Male depression is a serious medical condition, but many men try to ignore it or refuse treatment. Learn the signs and symptoms – and what to do.
Do you feel irritable, isolated or withdrawn? Do you find yourself working all the time? Drinking too much? These unhealthy coping strategies may be clues that you have male depression.
Depression can affect men differently than it does women. When depression occurs in men, it may be masked by unhealthy coping behavior. For a number of reasons, male depression often goes undiagnosed and can have devastating consequences when it goes untreated. But male depression usually gets better with treatment.
Male depression signs and symptoms
Depression signs and symptoms can differ in men and women. Men also tend to use different coping skills — both healthy and unhealthy — than women do. It isn’t clear why men and women may experience depression differently. It likely involves a number of factors, including brain chemistry, hormones and life experiences.
Like women, men with depression may feel blue, feel extremely tired, have difficulty sleeping and not get pleasure from activities they once enjoyed. But other behaviors in men that could be signs of depression – but not recognized as such – include:
- Escapist behavior, such as spending a lot of time at work or on sports
- Alcohol or substance abuse
- Controlling, violent or abusive behavior
- Irritability or inappropriate anger
- Risky behavior, such as reckless driving
Because these behaviors could be signs of or might overlap with other mental health issues, professional help is the key to an accurate diagnosis and appropriate treatment.
Male depression often goes undiagnosed
Men with depression often aren’t diagnosed for several reasons. Some of them include:
Failure to recognize depression. You may think that feeling sad or emotional is always the main symptom of depression. But for many men that isn’t the primary depression symptom. For example, headaches, digestive problems, fatigue, irritability or chronic pain can sometimes indicate depression. So can feeling isolated and seeking distraction to avoid dealing with feelings or relationships.
Downplaying signs and symptoms. You may not recognize how much your symptoms affect you, or you may not want to admit to yourself or to anyone else that you’re depressed. But ignoring, suppressing or masking depression with unhealthy behavior won’t make it go away.

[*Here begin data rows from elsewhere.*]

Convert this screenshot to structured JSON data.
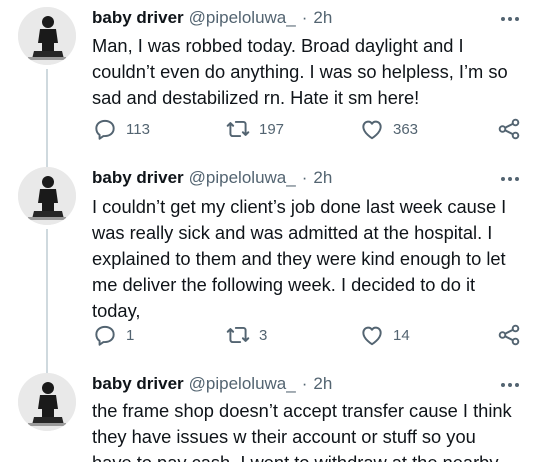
{
  "tweets": [
    {
      "name": "baby driver",
      "handle": "@pipeloluwa_",
      "separator": "·",
      "time": "2h",
      "lines": [
        "Man, I was robbed today. Broad daylight and I",
        "couldn’t even do anything. I was so helpless, I’m so",
        "sad and destabilized rn. Hate it sm here!"
      ],
      "replies": "113",
      "retweets": "197",
      "likes": "363"
    },
    {
      "name": "baby driver",
      "handle": "@pipeloluwa_",
      "separator": "·",
      "time": "2h",
      "lines": [
        "I couldn’t get my client’s job done last week cause I",
        "was really sick and was admitted at the hospital. I",
        "explained to them and they were kind enough to let",
        "me deliver the following week. I decided to do it",
        "today,"
      ],
      "replies": "1",
      "retweets": "3",
      "likes": "14"
    },
    {
      "name": "baby driver",
      "handle": "@pipeloluwa_",
      "separator": "·",
      "time": "2h",
      "lines": [
        "the frame shop doesn’t accept transfer cause I think",
        "they have issues w their account or stuff so you",
        "have to pay cash. I went to withdraw at the nearby"
      ]
    }
  ],
  "icons": {
    "reply": "reply-icon",
    "retweet": "retweet-icon",
    "like": "like-icon",
    "share": "share-icon",
    "more": "more-icon"
  },
  "colors": {
    "text": "#0f1419",
    "secondary": "#536471",
    "thread_line": "#cfd9de"
  }
}
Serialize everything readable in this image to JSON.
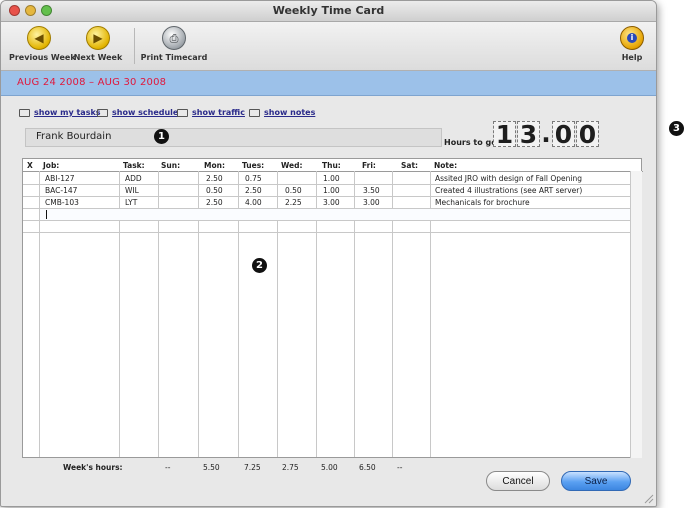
{
  "window": {
    "title": "Weekly Time Card"
  },
  "toolbar": {
    "previous_week": "Previous Week",
    "next_week": "Next Week",
    "print_timecard": "Print Timecard",
    "help": "Help"
  },
  "date_range": "AUG 24 2008 – AUG 30 2008",
  "links": {
    "show_my_tasks": "show my tasks",
    "show_schedule": "show schedule",
    "show_traffic": "show traffic",
    "show_notes": "show notes"
  },
  "employee_name": "Frank Bourdain",
  "hours_to_go": {
    "label": "Hours to go:",
    "digits": [
      "1",
      "3",
      ".",
      "0",
      "0"
    ]
  },
  "callouts": [
    "1",
    "2",
    "3"
  ],
  "table": {
    "headers": [
      "X",
      "Job:",
      "Task:",
      "Sun:",
      "Mon:",
      "Tues:",
      "Wed:",
      "Thu:",
      "Fri:",
      "Sat:",
      "Note:"
    ],
    "rows": [
      {
        "x": "",
        "job": "ABI-127",
        "task": "ADD",
        "sun": "",
        "mon": "2.50",
        "tues": "0.75",
        "wed": "",
        "thu": "1.00",
        "fri": "",
        "sat": "",
        "note": "Assited JRO with design of Fall Opening"
      },
      {
        "x": "",
        "job": "BAC-147",
        "task": "WIL",
        "sun": "",
        "mon": "0.50",
        "tues": "2.50",
        "wed": "0.50",
        "thu": "1.00",
        "fri": "3.50",
        "sat": "",
        "note": "Created 4 illustrations (see ART server)"
      },
      {
        "x": "",
        "job": "CMB-103",
        "task": "LYT",
        "sun": "",
        "mon": "2.50",
        "tues": "4.00",
        "wed": "2.25",
        "thu": "3.00",
        "fri": "3.00",
        "sat": "",
        "note": "Mechanicals for brochure"
      }
    ]
  },
  "weeks_hours": {
    "label": "Week's hours:",
    "sun": "--",
    "mon": "5.50",
    "tues": "7.25",
    "wed": "2.75",
    "thu": "5.00",
    "fri": "6.50",
    "sat": "--"
  },
  "buttons": {
    "cancel": "Cancel",
    "save": "Save"
  },
  "colors": {
    "date_band": "#9cc1e9",
    "date_text": "#e0183c",
    "save_button": "#5aa0f2"
  }
}
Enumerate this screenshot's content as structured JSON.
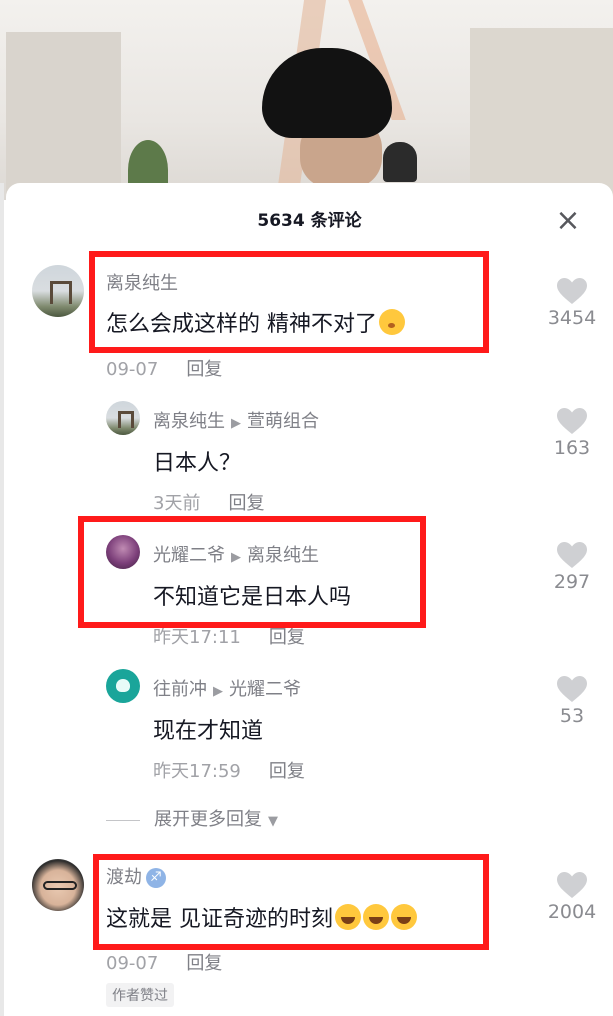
{
  "video": {
    "description_icons": []
  },
  "panel": {
    "title": "5634 条评论",
    "close_icon": "×"
  },
  "comments": [
    {
      "user": "离泉纯生",
      "text": "怎么会成这样的 精神不对了",
      "emoji": "shushing-face-emoji",
      "date": "09-07",
      "reply_label": "回复",
      "likes": "3454"
    },
    {
      "user": "离泉纯生",
      "reply_to": "萱萌组合",
      "text": "日本人？",
      "date": "3天前",
      "reply_label": "回复",
      "likes": "163"
    },
    {
      "user": "光耀二爷",
      "reply_to": "离泉纯生",
      "text": "不知道它是日本人吗",
      "date": "昨天17:11",
      "reply_label": "回复",
      "likes": "297"
    },
    {
      "user": "往前冲",
      "reply_to": "光耀二爷",
      "text": "现在才知道",
      "date": "昨天17:59",
      "reply_label": "回复",
      "likes": "53"
    },
    {
      "user": "渡劫",
      "zodiac": "♐",
      "text": "这就是 见证奇迹的时刻",
      "emoji": "rolling-on-floor-laughing-emoji",
      "date": "09-07",
      "reply_label": "回复",
      "likes": "2004",
      "author_badge": "作者赞过"
    }
  ],
  "expand_more": "展开更多回复",
  "colors": {
    "highlight_box": "#ff1a1a",
    "username": "#7f8087",
    "meta": "#a1a2a7",
    "heart": "#cfd0d3"
  }
}
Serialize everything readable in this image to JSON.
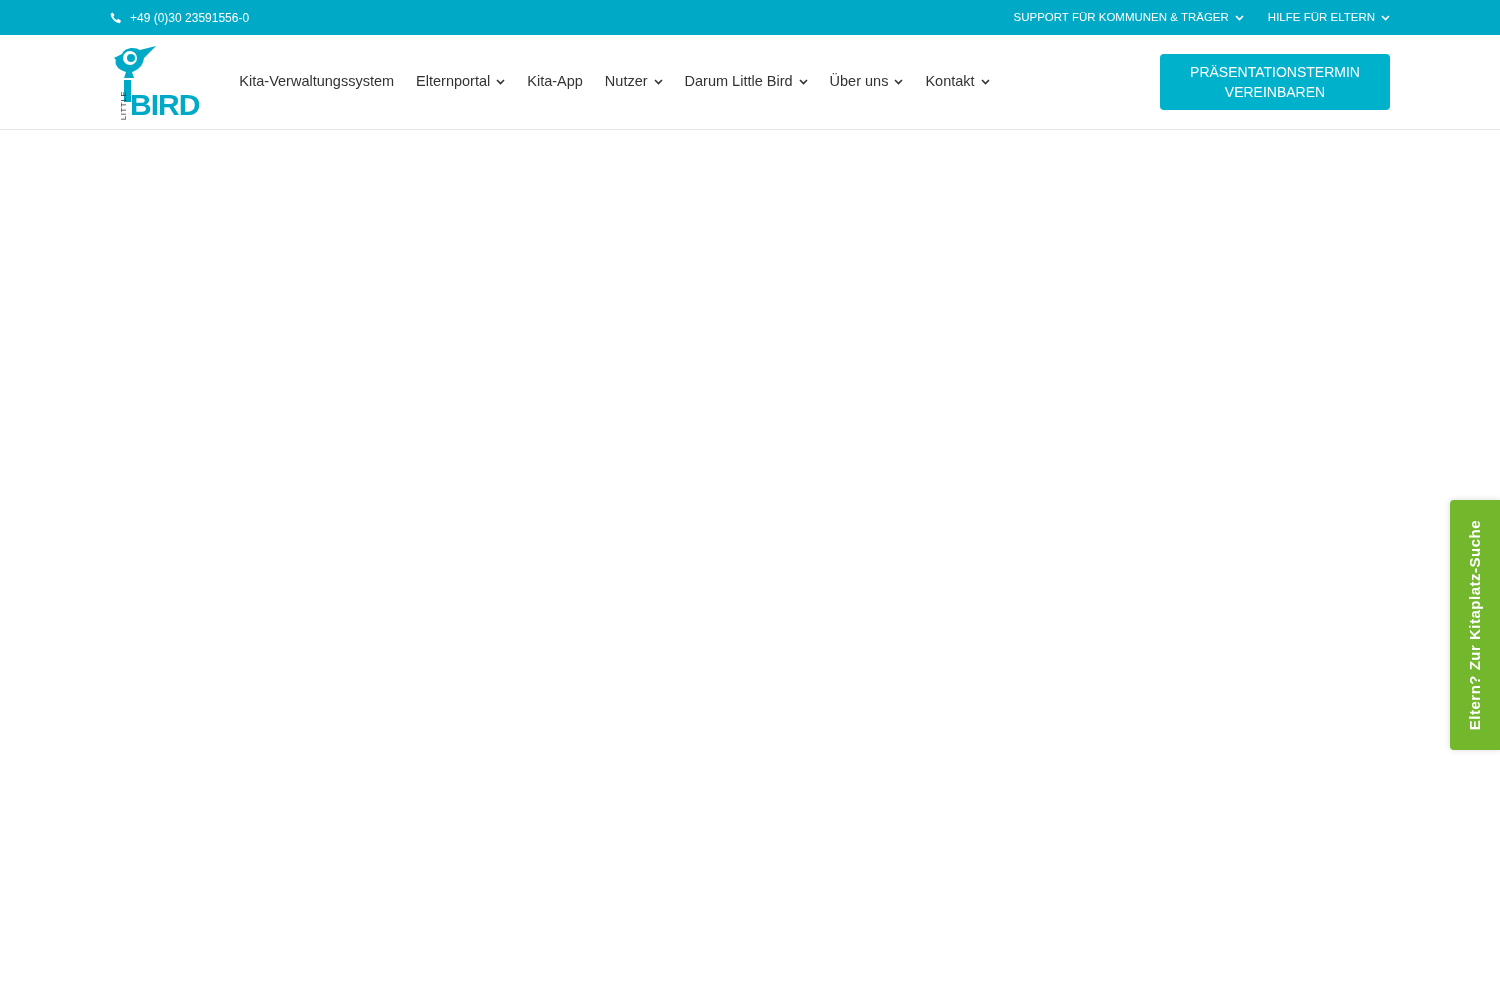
{
  "topbar": {
    "phone": "+49 (0)30 23591556-0",
    "links": [
      {
        "label": "SUPPORT FÜR KOMMUNEN & TRÄGER",
        "dropdown": true
      },
      {
        "label": "HILFE FÜR ELTERN",
        "dropdown": true
      }
    ]
  },
  "header": {
    "logo": {
      "small": "LITTLE",
      "big": "BIRD"
    },
    "nav": [
      {
        "label": "Kita-Verwaltungssystem",
        "dropdown": false
      },
      {
        "label": "Elternportal",
        "dropdown": true
      },
      {
        "label": "Kita-App",
        "dropdown": false
      },
      {
        "label": "Nutzer",
        "dropdown": true
      },
      {
        "label": "Darum Little Bird",
        "dropdown": true
      },
      {
        "label": "Über uns",
        "dropdown": true
      },
      {
        "label": "Kontakt",
        "dropdown": true
      }
    ],
    "cta": "PRÄSENTATIONSTERMIN VEREINBAREN"
  },
  "side_tab": "Eltern? Zur Kitaplatz-Suche"
}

Reluctance to discuss depression symptoms. As a man, you may not be open to talking about your feelings with family or friends, let alone with a health care professional. Like many men, you may have learned to emphasize self-control. You may think it’s not manly to express feelings and emotions associated with depression, and instead you try to suppress them.
Resisting mental health treatment. Even if you suspect you have depression, you may avoid diagnosis or refuse treatment. You may avoid getting help because you’re worried that the stigma of depression could damage your career or cause family and friends to lose respect for you.
Male depression and suicide
Although women attempt suicide more often than men do, men are more likely to complete suicide. That’s because men:
- Use methods that are more likely to be lethal, such as guns
- Act more quickly on suicidal thoughts
- Show fewer warning signs, such as talking about suicide
If you have suicidal thoughts
If you’re feeling suicidal, but you aren’t immediately thinking of hurting yourself, seek help.
- Reach out to a close friend or loved one – even though it may be hard to talk about your feelings.
- Contact a minister, spiritual leader or someone in your faith community.
- Call a suicide crisis center hotline.
- Make an appointment with your doctor, other health care provider or mental health provider.
Get help when you need it
Asking for help can be hard for men. But without treatment, depression is unlikely to go away, and it may get worse. Untreated depression can make you and the people close to you miserable. It can cause problems in every aspect of your life, including your health, career, relationships and personal safety.
Depression, even if it’s severe, usually improves with medications or psychological counseling (psychotherapy) or both. If you or someone close to you thinks you may be depressed, talk to your doctor or a mental health provider. Have the courage to ask for advice or seek help when you need it.
Male depression and coping skills
It takes effort to practice healthy coping skills rather than denying or ignoring symptoms of depression, or trying to blunt your feelings with alcohol or other drugs. Treatment with a doctor or mental health provider can help you learn healthy coping skills. These may include:
Goals. Set realistic goals and prioritize tasks.
Support. Seek out emotional support from a partner or family or friends.
Activities. Engage in activities you enjoy, such as ball games, fishing or a hobby.
Decisions. Delay making important decisions, such as changing jobs, until your depression symptoms improve.
Health. Live a healthy lifestyle, including eating healthy and exercising regularly, to help promote better mental health.
Many effective treatments are available for depression. So don’t try to tough out male depression on your own – the consequences could be devastating